- **REQUIREMENT**:
Each line of the data must be copied exactly.
════════
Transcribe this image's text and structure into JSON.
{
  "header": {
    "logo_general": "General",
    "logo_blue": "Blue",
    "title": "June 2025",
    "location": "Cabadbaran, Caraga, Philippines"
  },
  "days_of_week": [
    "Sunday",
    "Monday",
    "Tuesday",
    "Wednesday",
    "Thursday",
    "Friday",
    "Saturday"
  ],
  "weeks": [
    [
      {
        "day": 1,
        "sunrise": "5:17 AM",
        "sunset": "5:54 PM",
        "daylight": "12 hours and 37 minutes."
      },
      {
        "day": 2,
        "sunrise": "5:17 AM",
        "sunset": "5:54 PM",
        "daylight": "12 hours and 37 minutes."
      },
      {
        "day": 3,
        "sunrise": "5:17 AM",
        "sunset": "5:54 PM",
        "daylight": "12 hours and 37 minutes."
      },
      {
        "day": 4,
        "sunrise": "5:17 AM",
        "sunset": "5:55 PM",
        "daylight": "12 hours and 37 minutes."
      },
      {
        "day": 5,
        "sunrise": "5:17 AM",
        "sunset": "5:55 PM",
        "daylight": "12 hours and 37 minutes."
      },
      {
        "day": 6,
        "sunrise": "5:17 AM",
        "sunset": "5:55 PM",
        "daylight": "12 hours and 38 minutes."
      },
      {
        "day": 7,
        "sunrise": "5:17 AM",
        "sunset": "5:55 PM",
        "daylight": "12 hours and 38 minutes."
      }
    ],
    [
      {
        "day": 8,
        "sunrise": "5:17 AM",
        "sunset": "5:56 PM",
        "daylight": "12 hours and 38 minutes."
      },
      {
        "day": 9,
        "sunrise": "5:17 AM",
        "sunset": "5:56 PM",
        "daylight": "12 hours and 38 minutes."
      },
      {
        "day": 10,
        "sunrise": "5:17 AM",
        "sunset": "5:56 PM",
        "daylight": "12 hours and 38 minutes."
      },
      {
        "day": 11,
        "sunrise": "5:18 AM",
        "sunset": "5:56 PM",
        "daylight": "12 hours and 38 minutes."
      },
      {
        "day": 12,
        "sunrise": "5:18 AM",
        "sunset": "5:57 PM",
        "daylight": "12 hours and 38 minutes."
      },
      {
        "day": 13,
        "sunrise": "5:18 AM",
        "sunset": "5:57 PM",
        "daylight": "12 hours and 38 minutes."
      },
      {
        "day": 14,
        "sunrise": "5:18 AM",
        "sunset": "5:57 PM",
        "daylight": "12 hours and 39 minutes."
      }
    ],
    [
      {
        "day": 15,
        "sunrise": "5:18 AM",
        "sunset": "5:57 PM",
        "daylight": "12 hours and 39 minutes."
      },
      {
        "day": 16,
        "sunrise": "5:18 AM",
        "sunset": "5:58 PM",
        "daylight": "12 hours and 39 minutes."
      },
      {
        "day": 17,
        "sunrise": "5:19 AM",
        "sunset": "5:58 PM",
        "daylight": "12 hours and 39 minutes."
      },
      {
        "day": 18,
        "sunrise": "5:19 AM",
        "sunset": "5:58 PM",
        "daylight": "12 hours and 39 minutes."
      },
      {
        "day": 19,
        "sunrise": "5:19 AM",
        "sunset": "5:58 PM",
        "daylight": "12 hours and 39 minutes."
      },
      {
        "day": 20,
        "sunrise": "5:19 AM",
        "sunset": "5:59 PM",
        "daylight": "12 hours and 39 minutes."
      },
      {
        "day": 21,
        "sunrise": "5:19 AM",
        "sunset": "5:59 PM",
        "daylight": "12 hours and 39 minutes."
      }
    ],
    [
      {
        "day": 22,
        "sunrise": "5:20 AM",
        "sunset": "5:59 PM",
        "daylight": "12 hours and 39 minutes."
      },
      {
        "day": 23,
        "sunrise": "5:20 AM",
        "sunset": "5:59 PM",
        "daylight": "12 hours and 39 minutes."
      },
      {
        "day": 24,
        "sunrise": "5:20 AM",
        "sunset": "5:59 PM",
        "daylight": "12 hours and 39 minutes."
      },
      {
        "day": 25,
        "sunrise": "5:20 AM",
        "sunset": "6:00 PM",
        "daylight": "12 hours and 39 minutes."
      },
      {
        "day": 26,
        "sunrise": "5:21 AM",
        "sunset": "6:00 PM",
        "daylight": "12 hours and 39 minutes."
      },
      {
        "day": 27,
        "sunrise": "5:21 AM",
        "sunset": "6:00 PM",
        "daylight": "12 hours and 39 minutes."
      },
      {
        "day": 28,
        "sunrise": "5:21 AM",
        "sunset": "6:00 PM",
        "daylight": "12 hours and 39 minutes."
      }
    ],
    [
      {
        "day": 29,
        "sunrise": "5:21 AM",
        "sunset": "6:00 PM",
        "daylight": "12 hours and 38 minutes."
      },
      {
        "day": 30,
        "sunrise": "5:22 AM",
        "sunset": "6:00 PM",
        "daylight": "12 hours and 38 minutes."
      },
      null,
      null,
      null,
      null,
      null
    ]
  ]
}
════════
- **RESULT FOR THIS TASK**:
Transcribe this image's text and structure into JSON.
{
  "header": {
    "logo_general": "General",
    "logo_blue": "Blue",
    "title": "June 2025",
    "location": "Cabadbaran, Caraga, Philippines"
  },
  "days_of_week": [
    "Sunday",
    "Monday",
    "Tuesday",
    "Wednesday",
    "Thursday",
    "Friday",
    "Saturday"
  ],
  "weeks": [
    [
      {
        "day": 1,
        "sunrise": "5:17 AM",
        "sunset": "5:54 PM",
        "daylight": "12 hours and 37 minutes."
      },
      {
        "day": 2,
        "sunrise": "5:17 AM",
        "sunset": "5:54 PM",
        "daylight": "12 hours and 37 minutes."
      },
      {
        "day": 3,
        "sunrise": "5:17 AM",
        "sunset": "5:54 PM",
        "daylight": "12 hours and 37 minutes."
      },
      {
        "day": 4,
        "sunrise": "5:17 AM",
        "sunset": "5:55 PM",
        "daylight": "12 hours and 37 minutes."
      },
      {
        "day": 5,
        "sunrise": "5:17 AM",
        "sunset": "5:55 PM",
        "daylight": "12 hours and 37 minutes."
      },
      {
        "day": 6,
        "sunrise": "5:17 AM",
        "sunset": "5:55 PM",
        "daylight": "12 hours and 38 minutes."
      },
      {
        "day": 7,
        "sunrise": "5:17 AM",
        "sunset": "5:55 PM",
        "daylight": "12 hours and 38 minutes."
      }
    ],
    [
      {
        "day": 8,
        "sunrise": "5:17 AM",
        "sunset": "5:56 PM",
        "daylight": "12 hours and 38 minutes."
      },
      {
        "day": 9,
        "sunrise": "5:17 AM",
        "sunset": "5:56 PM",
        "daylight": "12 hours and 38 minutes."
      },
      {
        "day": 10,
        "sunrise": "5:17 AM",
        "sunset": "5:56 PM",
        "daylight": "12 hours and 38 minutes."
      },
      {
        "day": 11,
        "sunrise": "5:18 AM",
        "sunset": "5:56 PM",
        "daylight": "12 hours and 38 minutes."
      },
      {
        "day": 12,
        "sunrise": "5:18 AM",
        "sunset": "5:57 PM",
        "daylight": "12 hours and 38 minutes."
      },
      {
        "day": 13,
        "sunrise": "5:18 AM",
        "sunset": "5:57 PM",
        "daylight": "12 hours and 38 minutes."
      },
      {
        "day": 14,
        "sunrise": "5:18 AM",
        "sunset": "5:57 PM",
        "daylight": "12 hours and 39 minutes."
      }
    ],
    [
      {
        "day": 15,
        "sunrise": "5:18 AM",
        "sunset": "5:57 PM",
        "daylight": "12 hours and 39 minutes."
      },
      {
        "day": 16,
        "sunrise": "5:18 AM",
        "sunset": "5:58 PM",
        "daylight": "12 hours and 39 minutes."
      },
      {
        "day": 17,
        "sunrise": "5:19 AM",
        "sunset": "5:58 PM",
        "daylight": "12 hours and 39 minutes."
      },
      {
        "day": 18,
        "sunrise": "5:19 AM",
        "sunset": "5:58 PM",
        "daylight": "12 hours and 39 minutes."
      },
      {
        "day": 19,
        "sunrise": "5:19 AM",
        "sunset": "5:58 PM",
        "daylight": "12 hours and 39 minutes."
      },
      {
        "day": 20,
        "sunrise": "5:19 AM",
        "sunset": "5:59 PM",
        "daylight": "12 hours and 39 minutes."
      },
      {
        "day": 21,
        "sunrise": "5:19 AM",
        "sunset": "5:59 PM",
        "daylight": "12 hours and 39 minutes."
      }
    ],
    [
      {
        "day": 22,
        "sunrise": "5:20 AM",
        "sunset": "5:59 PM",
        "daylight": "12 hours and 39 minutes."
      },
      {
        "day": 23,
        "sunrise": "5:20 AM",
        "sunset": "5:59 PM",
        "daylight": "12 hours and 39 minutes."
      },
      {
        "day": 24,
        "sunrise": "5:20 AM",
        "sunset": "5:59 PM",
        "daylight": "12 hours and 39 minutes."
      },
      {
        "day": 25,
        "sunrise": "5:20 AM",
        "sunset": "6:00 PM",
        "daylight": "12 hours and 39 minutes."
      },
      {
        "day": 26,
        "sunrise": "5:21 AM",
        "sunset": "6:00 PM",
        "daylight": "12 hours and 39 minutes."
      },
      {
        "day": 27,
        "sunrise": "5:21 AM",
        "sunset": "6:00 PM",
        "daylight": "12 hours and 39 minutes."
      },
      {
        "day": 28,
        "sunrise": "5:21 AM",
        "sunset": "6:00 PM",
        "daylight": "12 hours and 39 minutes."
      }
    ],
    [
      {
        "day": 29,
        "sunrise": "5:21 AM",
        "sunset": "6:00 PM",
        "daylight": "12 hours and 38 minutes."
      },
      {
        "day": 30,
        "sunrise": "5:22 AM",
        "sunset": "6:00 PM",
        "daylight": "12 hours and 38 minutes."
      },
      null,
      null,
      null,
      null,
      null
    ]
  ]
}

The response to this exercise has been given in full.